(YOUR GOAL) Please filter the listing for the string "date" and copy each matching line.
——————————
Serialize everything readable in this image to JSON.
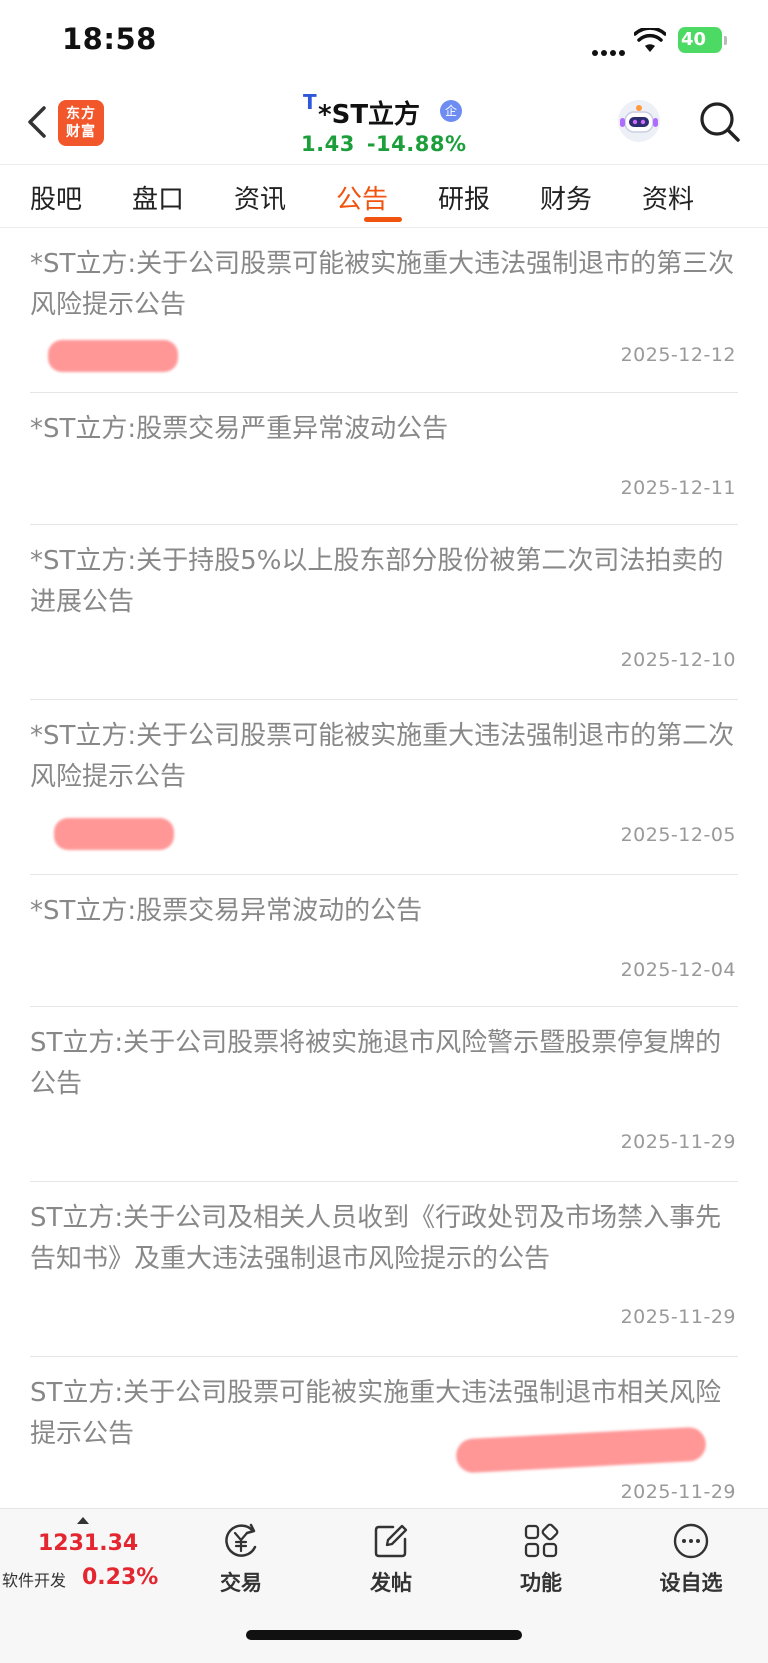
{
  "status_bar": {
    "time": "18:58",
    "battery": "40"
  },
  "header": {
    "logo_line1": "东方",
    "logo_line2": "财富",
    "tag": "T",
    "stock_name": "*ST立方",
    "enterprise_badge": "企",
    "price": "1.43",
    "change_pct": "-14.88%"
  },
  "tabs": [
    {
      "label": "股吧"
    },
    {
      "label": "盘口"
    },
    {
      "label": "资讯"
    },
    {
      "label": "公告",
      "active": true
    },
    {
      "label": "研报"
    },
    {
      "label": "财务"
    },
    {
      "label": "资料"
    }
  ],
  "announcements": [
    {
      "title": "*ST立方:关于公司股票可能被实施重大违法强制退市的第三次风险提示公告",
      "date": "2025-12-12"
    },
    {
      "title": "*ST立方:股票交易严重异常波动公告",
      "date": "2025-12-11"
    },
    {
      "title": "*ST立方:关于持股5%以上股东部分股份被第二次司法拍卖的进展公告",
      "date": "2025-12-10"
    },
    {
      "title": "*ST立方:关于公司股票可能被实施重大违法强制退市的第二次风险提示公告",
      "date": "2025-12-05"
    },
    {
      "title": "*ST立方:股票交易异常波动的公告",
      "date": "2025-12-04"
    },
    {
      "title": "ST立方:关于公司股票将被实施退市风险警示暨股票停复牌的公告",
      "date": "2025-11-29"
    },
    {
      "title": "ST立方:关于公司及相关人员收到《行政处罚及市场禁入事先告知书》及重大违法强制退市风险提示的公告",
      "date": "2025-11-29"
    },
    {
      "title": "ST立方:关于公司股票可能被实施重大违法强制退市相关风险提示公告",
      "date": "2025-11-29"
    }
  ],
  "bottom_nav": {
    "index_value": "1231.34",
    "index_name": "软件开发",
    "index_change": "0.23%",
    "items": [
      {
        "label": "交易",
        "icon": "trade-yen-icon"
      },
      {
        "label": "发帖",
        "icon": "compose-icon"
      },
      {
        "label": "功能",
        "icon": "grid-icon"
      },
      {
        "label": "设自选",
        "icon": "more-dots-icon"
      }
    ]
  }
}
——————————
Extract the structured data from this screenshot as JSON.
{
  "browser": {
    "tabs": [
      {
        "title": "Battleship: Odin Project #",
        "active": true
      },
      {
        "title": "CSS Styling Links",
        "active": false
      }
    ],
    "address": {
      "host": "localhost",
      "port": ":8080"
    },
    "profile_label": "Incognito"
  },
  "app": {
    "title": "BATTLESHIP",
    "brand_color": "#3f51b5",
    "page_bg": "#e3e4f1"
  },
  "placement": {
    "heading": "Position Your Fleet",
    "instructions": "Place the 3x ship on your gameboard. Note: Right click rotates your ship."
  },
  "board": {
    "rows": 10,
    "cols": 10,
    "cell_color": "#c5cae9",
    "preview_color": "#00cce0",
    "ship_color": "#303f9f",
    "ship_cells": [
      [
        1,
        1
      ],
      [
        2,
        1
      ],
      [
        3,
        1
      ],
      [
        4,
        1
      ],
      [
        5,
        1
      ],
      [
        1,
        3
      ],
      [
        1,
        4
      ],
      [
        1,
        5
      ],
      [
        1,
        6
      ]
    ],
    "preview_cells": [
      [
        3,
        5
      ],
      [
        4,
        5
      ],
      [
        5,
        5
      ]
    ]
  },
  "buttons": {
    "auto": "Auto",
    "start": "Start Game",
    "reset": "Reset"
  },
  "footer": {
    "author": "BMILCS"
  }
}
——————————
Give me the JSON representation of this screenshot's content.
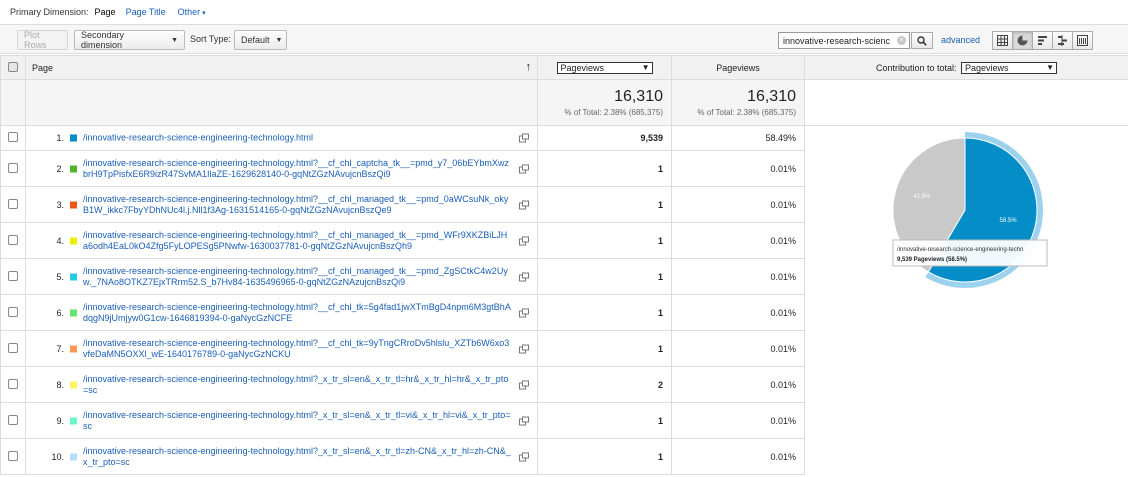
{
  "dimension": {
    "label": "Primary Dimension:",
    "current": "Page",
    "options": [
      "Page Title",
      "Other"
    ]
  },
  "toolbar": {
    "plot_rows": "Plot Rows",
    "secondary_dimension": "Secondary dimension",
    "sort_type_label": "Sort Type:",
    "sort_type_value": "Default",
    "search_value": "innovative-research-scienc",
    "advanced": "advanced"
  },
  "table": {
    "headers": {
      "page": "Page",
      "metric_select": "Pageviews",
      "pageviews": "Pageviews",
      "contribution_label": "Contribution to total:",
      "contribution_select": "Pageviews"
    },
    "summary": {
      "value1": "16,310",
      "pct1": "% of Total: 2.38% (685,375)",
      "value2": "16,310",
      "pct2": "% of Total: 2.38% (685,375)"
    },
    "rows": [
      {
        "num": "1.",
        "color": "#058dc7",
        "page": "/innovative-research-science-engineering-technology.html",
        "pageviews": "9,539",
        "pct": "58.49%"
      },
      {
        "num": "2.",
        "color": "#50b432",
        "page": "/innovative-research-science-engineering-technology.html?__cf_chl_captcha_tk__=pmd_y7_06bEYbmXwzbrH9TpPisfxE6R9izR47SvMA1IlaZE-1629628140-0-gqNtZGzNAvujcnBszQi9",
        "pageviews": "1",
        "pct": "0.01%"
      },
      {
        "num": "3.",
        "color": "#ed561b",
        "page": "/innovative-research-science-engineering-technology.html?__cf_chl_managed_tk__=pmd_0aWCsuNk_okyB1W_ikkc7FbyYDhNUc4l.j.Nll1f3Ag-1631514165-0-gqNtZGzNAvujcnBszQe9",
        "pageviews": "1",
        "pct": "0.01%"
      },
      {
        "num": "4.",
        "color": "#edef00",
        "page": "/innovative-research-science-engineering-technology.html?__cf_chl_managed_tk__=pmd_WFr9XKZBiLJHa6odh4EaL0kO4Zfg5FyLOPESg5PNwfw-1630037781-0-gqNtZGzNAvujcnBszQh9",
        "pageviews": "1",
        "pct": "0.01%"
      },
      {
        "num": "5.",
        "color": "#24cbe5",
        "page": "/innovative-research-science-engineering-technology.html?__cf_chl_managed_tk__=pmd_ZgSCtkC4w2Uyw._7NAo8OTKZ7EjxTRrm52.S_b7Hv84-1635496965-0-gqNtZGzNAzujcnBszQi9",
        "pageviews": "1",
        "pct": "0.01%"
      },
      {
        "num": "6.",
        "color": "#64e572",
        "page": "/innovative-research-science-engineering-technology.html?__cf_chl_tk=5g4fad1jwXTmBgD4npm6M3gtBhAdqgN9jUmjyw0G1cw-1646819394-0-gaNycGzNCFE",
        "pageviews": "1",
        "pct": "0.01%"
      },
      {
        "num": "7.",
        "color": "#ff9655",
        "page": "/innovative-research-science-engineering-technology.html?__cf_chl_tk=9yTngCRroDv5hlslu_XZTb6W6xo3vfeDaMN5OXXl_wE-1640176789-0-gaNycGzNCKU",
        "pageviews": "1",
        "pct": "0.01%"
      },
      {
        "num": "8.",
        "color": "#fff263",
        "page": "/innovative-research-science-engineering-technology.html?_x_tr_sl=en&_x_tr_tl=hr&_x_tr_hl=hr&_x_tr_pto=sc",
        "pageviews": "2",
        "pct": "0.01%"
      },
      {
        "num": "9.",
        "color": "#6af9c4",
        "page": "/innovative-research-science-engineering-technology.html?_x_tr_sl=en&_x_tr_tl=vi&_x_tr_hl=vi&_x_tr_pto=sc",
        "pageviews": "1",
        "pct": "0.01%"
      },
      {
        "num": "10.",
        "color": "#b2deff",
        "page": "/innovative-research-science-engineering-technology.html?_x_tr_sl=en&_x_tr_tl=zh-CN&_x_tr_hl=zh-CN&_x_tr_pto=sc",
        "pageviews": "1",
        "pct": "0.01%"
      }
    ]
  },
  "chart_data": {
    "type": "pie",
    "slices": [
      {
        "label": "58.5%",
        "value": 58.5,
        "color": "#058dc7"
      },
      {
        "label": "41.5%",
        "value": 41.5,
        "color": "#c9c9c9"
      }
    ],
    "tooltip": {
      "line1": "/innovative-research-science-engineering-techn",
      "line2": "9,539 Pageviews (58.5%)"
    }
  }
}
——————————
(THE COMPLETED TASK)
      "date": "2025-12-12"
      "date": "2025-12-11"
      "date": "2025-12-10"
      "date": "2025-12-05"
      "date": "2025-12-04"
      "date": "2025-11-29"
      "date": "2025-11-29"
      "date": "2025-11-29"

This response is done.